I have followed Gretchen’s blog for quite some time, but was delighted to stumble across her book in the library. I was even more enthralled to find this small dedication inside devoted to photography and its contribution to her happiness.
Please allow me to share a snippet:
“..the importance of keeping happy memories vivid…
Studies show that recalling happy times helps boost happiness in the present. When people reminisce, they focus on positive memories, with the result that recalling the past amplifies the positive and minimizes the negative.
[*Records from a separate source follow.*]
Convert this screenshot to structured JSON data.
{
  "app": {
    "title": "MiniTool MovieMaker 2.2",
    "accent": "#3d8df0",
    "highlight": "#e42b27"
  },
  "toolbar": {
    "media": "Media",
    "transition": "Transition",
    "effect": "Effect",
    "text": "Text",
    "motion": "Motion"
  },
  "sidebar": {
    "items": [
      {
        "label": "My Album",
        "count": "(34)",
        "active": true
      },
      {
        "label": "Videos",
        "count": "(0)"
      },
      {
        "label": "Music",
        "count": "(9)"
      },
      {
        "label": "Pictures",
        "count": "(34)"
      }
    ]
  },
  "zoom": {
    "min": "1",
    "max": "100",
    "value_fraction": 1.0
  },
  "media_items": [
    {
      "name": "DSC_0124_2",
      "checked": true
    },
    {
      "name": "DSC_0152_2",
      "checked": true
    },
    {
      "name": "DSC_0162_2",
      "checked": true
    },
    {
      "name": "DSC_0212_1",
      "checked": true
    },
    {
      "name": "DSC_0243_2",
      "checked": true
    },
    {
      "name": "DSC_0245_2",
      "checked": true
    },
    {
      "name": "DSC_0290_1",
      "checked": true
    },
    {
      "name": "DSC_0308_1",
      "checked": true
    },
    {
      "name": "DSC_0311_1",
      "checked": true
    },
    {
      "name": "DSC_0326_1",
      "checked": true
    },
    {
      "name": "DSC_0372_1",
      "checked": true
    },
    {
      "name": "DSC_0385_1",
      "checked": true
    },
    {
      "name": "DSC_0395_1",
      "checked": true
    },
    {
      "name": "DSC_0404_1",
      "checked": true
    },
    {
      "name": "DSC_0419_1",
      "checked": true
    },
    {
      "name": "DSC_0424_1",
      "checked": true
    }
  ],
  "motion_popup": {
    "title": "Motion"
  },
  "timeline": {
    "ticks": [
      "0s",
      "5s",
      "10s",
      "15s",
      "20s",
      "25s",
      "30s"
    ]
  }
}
With this knowledge in mind, I vowed to take steps to help everyone in the family to experience happy times more vividly. Jamie loves looking at photo albums and has a secret sentimental streak for things like outgrown baby clothes, but he’s not going to put in the time necessary to pull memorabilia together. If I wanted a treasure house of happy memories for my family, I needed to be the one to build it.
I stopped resenting the tedious hours I spend maintaining our family photo albums. I use these albums as a family diary to capture little family jokes, or funny incidents as well as the usual round of birthday party, Thanksgiving dinner, and vacation scenes. Photos help me recall happy details that once seemed unforgettable: Jamie used to make rice pudding all the time; how tiny our four-pound Elza was when she was born; and how Eleanor loved to show off her belly button. Without photographs would we remember the fall afternoon when we wandered through Central Park with Eliza dressed as a “lovely fairy” or Eleanor’s ecstasy the first time we put her in a swing?
Not a chance.”
I agree with Gretchen. Photos can have an enormous impact on our happiness by reminding us of happy times. Our kitchen fridge is littered with snapshots of my family and every time we walk through the kitchen I catch a glimpse of a funny or happy moment. I get to relive it for a brief moment and be reminded of whats most important in my life.
Here’s a few questions I thought I’d throw out:
#1. How have your personal family photos affected your personal happiness?
#2. How often do you PRINT your photos? Is all your potential photo happiness dependent upon a computer or electronic devise? Or can you happily stumble across it in your everyday living space and easily share with those around you?
Brooke Snow is a Lifestyle photographer in Cache Valley, Utah. She recently learned how to yodel so she could perform upbeat polka songs in the kitchen for the baby boy she is smitten with. Her delightful husband sings bass and does a great oom pah line to accompany the yodel chorus. She wrote an opera once, and dabbles in cowboy poetry.